**** Records provided ****
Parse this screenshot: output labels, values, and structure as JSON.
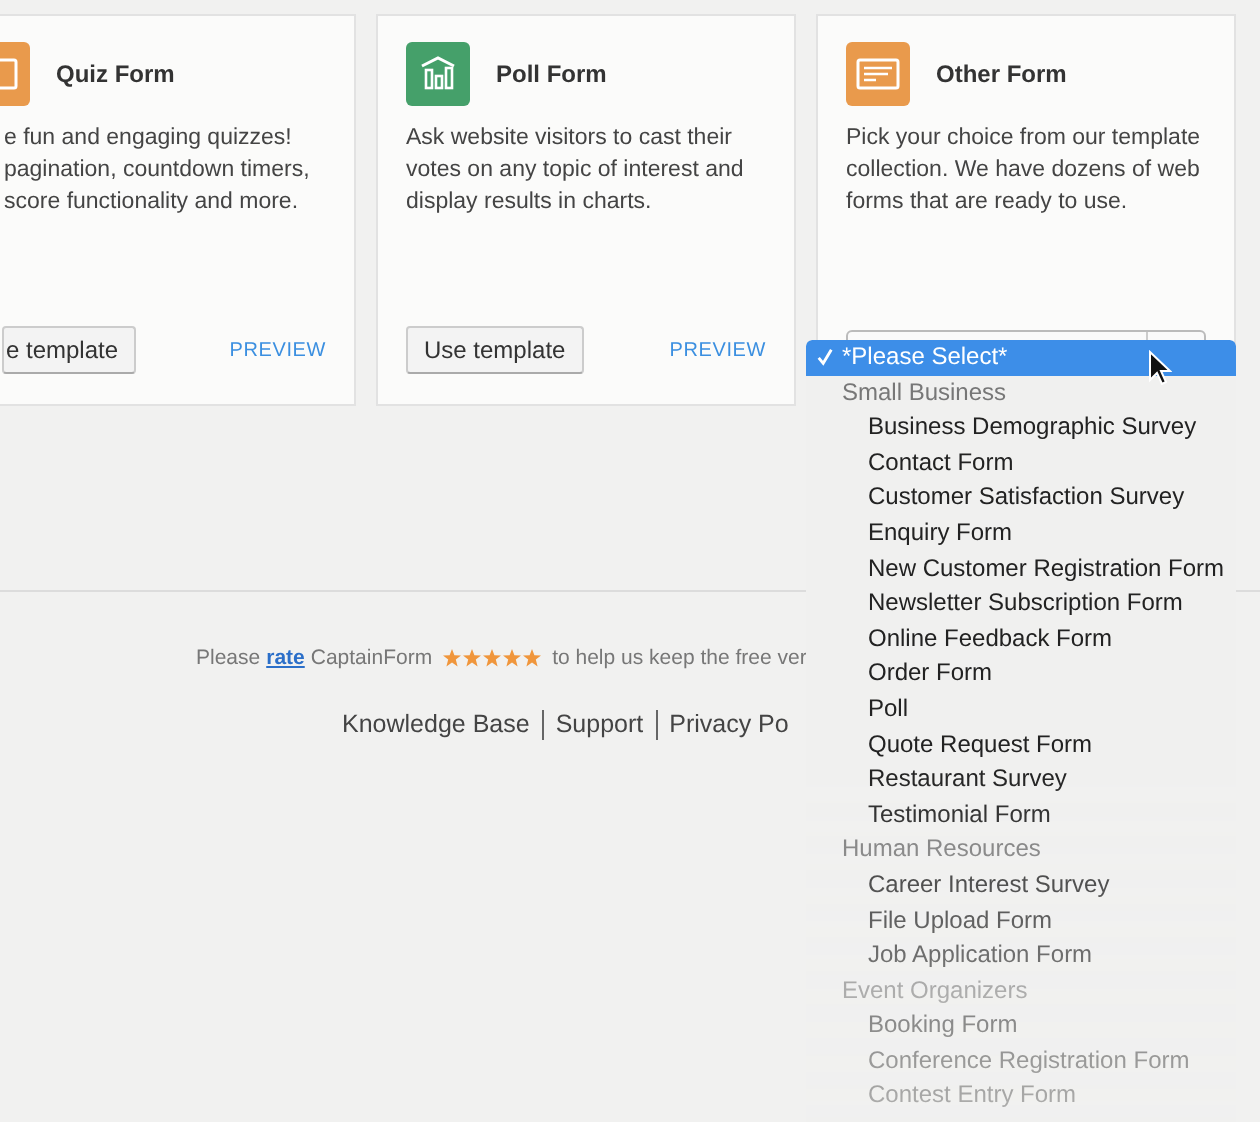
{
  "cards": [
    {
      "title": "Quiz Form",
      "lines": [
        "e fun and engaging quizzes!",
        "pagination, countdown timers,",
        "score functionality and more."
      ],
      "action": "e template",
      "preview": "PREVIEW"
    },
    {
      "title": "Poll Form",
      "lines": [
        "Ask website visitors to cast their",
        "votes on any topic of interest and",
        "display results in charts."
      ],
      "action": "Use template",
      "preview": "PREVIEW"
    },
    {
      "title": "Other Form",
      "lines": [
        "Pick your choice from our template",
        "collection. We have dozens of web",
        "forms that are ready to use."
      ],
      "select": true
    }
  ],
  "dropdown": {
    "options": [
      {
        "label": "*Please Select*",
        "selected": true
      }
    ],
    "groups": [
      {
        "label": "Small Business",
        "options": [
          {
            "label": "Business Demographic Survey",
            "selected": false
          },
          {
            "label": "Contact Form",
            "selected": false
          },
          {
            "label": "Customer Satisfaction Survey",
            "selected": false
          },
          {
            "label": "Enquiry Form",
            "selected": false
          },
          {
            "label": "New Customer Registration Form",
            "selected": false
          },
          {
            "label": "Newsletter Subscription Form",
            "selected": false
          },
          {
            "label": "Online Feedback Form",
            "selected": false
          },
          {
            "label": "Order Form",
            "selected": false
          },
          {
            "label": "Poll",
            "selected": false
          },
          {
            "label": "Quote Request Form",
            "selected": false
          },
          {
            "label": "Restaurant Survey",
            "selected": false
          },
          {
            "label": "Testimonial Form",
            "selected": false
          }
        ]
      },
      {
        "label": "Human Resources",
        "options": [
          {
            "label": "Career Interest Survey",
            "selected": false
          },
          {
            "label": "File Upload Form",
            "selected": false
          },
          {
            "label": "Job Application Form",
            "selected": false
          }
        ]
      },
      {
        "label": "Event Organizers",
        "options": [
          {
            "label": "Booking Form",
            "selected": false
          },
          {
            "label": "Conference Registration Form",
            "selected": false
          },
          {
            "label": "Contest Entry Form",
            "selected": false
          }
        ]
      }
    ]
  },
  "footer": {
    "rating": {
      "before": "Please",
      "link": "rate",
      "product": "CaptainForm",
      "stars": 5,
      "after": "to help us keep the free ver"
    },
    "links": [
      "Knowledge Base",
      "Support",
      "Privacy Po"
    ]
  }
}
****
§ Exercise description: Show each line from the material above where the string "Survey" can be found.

§ Answer to this task:
            "label": "Business Demographic Survey",
            "label": "Customer Satisfaction Survey",
            "label": "Restaurant Survey",
            "label": "Career Interest Survey",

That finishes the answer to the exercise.